After making a huge stash of cash, Nicky abruptly terminates their relationship for no explained reason and abandons her at the airport, albeit with a considerable financial advantage.

Three years later in Argentina, Nicky is hired by racing car team boss Garriga (Rodrigo Santoro) to indulge in a little corporate skulduggery.

In the close knit world of professional racing Nicky pretends to be a disgruntled engineer defecting with technical secrets to the opposition, ran by boorish Australian McEwen (Robert Taylor).
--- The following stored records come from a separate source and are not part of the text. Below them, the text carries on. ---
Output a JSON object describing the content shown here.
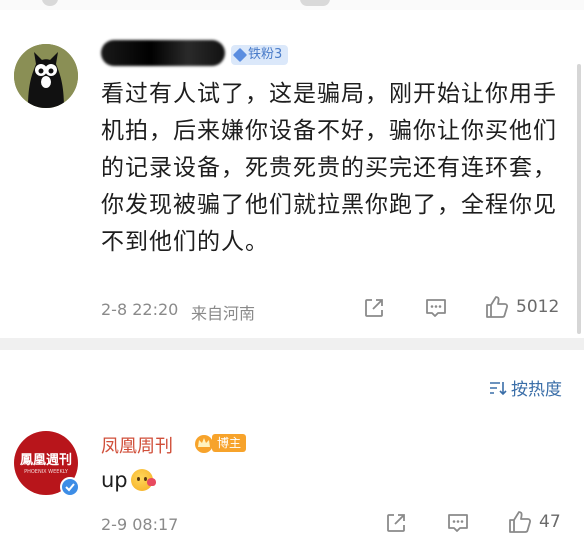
{
  "comment": {
    "username": "",
    "fan_badge": "铁粉3",
    "text": "看过有人试了，这是骗局，刚开始让你用手机拍，后来嫌你设备不好，骗你让你买他们的记录设备，死贵死贵的买完还有连环套，你发现被骗了他们就拉黑你跑了，全程你见不到他们的人。",
    "timestamp": "2-8 22:20",
    "location": "来自河南",
    "like_count": "5012",
    "icons": [
      "share-icon",
      "comment-icon",
      "like-icon"
    ]
  },
  "sort": {
    "label": "按热度",
    "icon": "sort-icon"
  },
  "reply": {
    "author": "凤凰周刊",
    "author_badge": "博主",
    "avatar_logo_text": "鳳凰週刊",
    "avatar_logo_sub": "PHOENIX WEEKLY",
    "text": "up",
    "emoji": "kiss-face-emoji",
    "timestamp": "2-9 08:17",
    "like_count": "47",
    "icons": [
      "share-icon",
      "comment-icon",
      "like-icon"
    ]
  },
  "colors": {
    "author_name": "#d04f3a",
    "sort_link": "#3a6ea8",
    "fan_badge_bg": "#dbe8fa",
    "host_badge_bg": "#f7a32b",
    "avatar2_bg": "#b8151b",
    "verified_blue": "#3d8de6"
  }
}
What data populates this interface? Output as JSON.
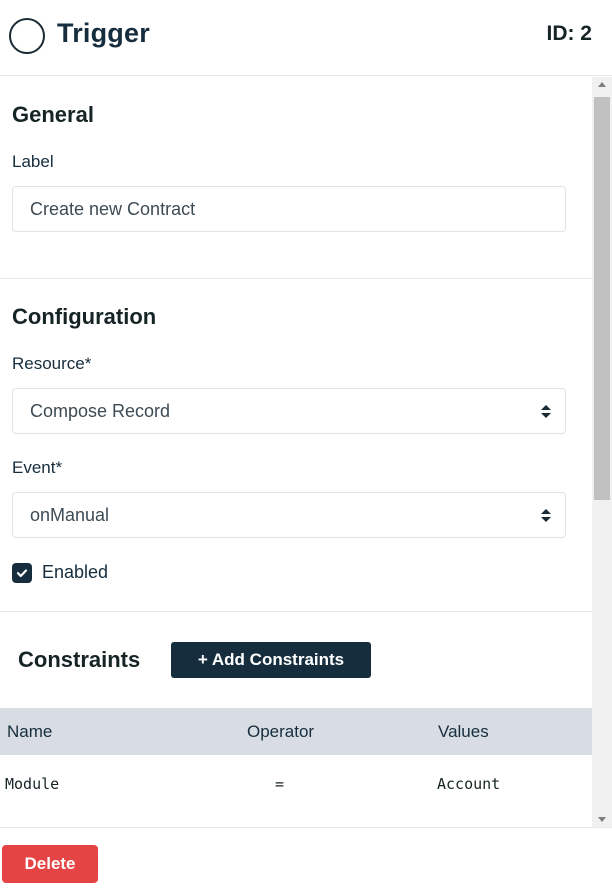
{
  "header": {
    "title": "Trigger",
    "id_text": "ID: 2"
  },
  "general": {
    "heading": "General",
    "label_label": "Label",
    "label_value": "Create new Contract"
  },
  "configuration": {
    "heading": "Configuration",
    "resource_label": "Resource*",
    "resource_value": "Compose Record",
    "event_label": "Event*",
    "event_value": "onManual",
    "enabled_label": "Enabled",
    "enabled_checked": true
  },
  "constraints": {
    "heading": "Constraints",
    "add_button": "+ Add Constraints",
    "columns": [
      "Name",
      "Operator",
      "Values"
    ],
    "rows": [
      {
        "name": "Module",
        "operator": "=",
        "values": "Account"
      }
    ]
  },
  "footer": {
    "delete_button": "Delete"
  },
  "colors": {
    "primary": "#162d3d",
    "danger": "#e54444",
    "table_header": "#d7dde2"
  }
}
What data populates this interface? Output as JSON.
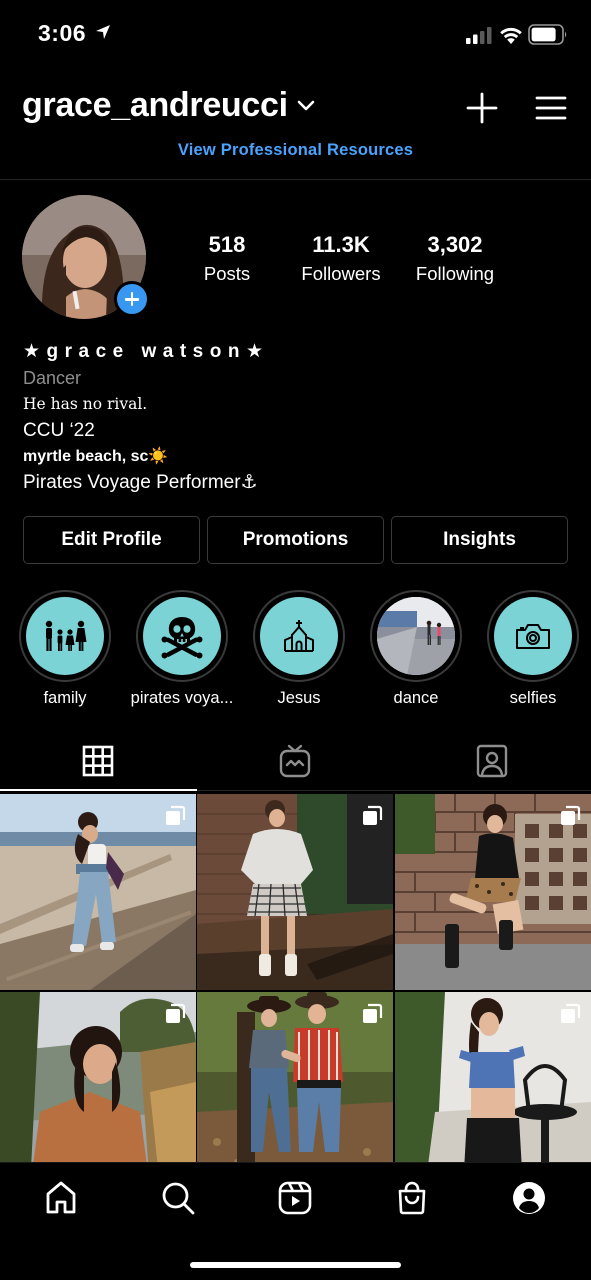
{
  "status_bar": {
    "time": "3:06"
  },
  "header": {
    "username": "grace_andreucci",
    "pro_link": "View Professional Resources"
  },
  "stats": [
    {
      "value": "518",
      "label": "Posts"
    },
    {
      "value": "11.3K",
      "label": "Followers"
    },
    {
      "value": "3,302",
      "label": "Following"
    }
  ],
  "bio": {
    "name": "★grace watson★",
    "category": "Dancer",
    "quote": "He has no rival.",
    "school": "CCU ‘22",
    "location": "myrtle beach, sc☀️",
    "job": "Pirates Voyage Performer⚓"
  },
  "buttons": {
    "edit": "Edit Profile",
    "promotions": "Promotions",
    "insights": "Insights"
  },
  "highlights": [
    {
      "label": "family",
      "icon": "family-icon"
    },
    {
      "label": "pirates voya...",
      "icon": "skull-crossbones-icon"
    },
    {
      "label": "Jesus",
      "icon": "church-icon"
    },
    {
      "label": "dance",
      "icon": "dance-photo"
    },
    {
      "label": "selfies",
      "icon": "camera-icon"
    }
  ],
  "tabs": [
    "grid-icon",
    "igtv-icon",
    "tagged-icon"
  ],
  "colors": {
    "accent": "#3897f0",
    "link": "#4aa3ff",
    "highlight_bg": "#7cd3d6",
    "background": "#000000"
  },
  "bottom_nav": [
    "home-icon",
    "search-icon",
    "reels-icon",
    "shop-icon",
    "profile-icon"
  ]
}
However when Jess turns up as Garriga’s girlfriend Nicky must confront his feelings for her, threatening the big con.

We’re given no reason to like the lead characters other than they’re insanely glamorous. He has a vaguely troubled personal history and she’s avoided becoming a prostitute. Far from being a romance the most important relationship is between Nicky and his father.

Nicky is always presented as powerful; wearing shades and suits while leaning out of soft-top cars. Jess suffers the camera leering over her as she parades in bikini and heels.

The coarse and laugh-free dialogue has Nicky spouting science says women are easily persuaded by soft words and trinkets. He stalks, seduces and exploits Jess before reducing her to being a nurse with a meal ticket.

Jess is possibly the only female with a speaking role.

It ends with an astonishingly predictable sting in the tail stolen from a far superior couple of con-men.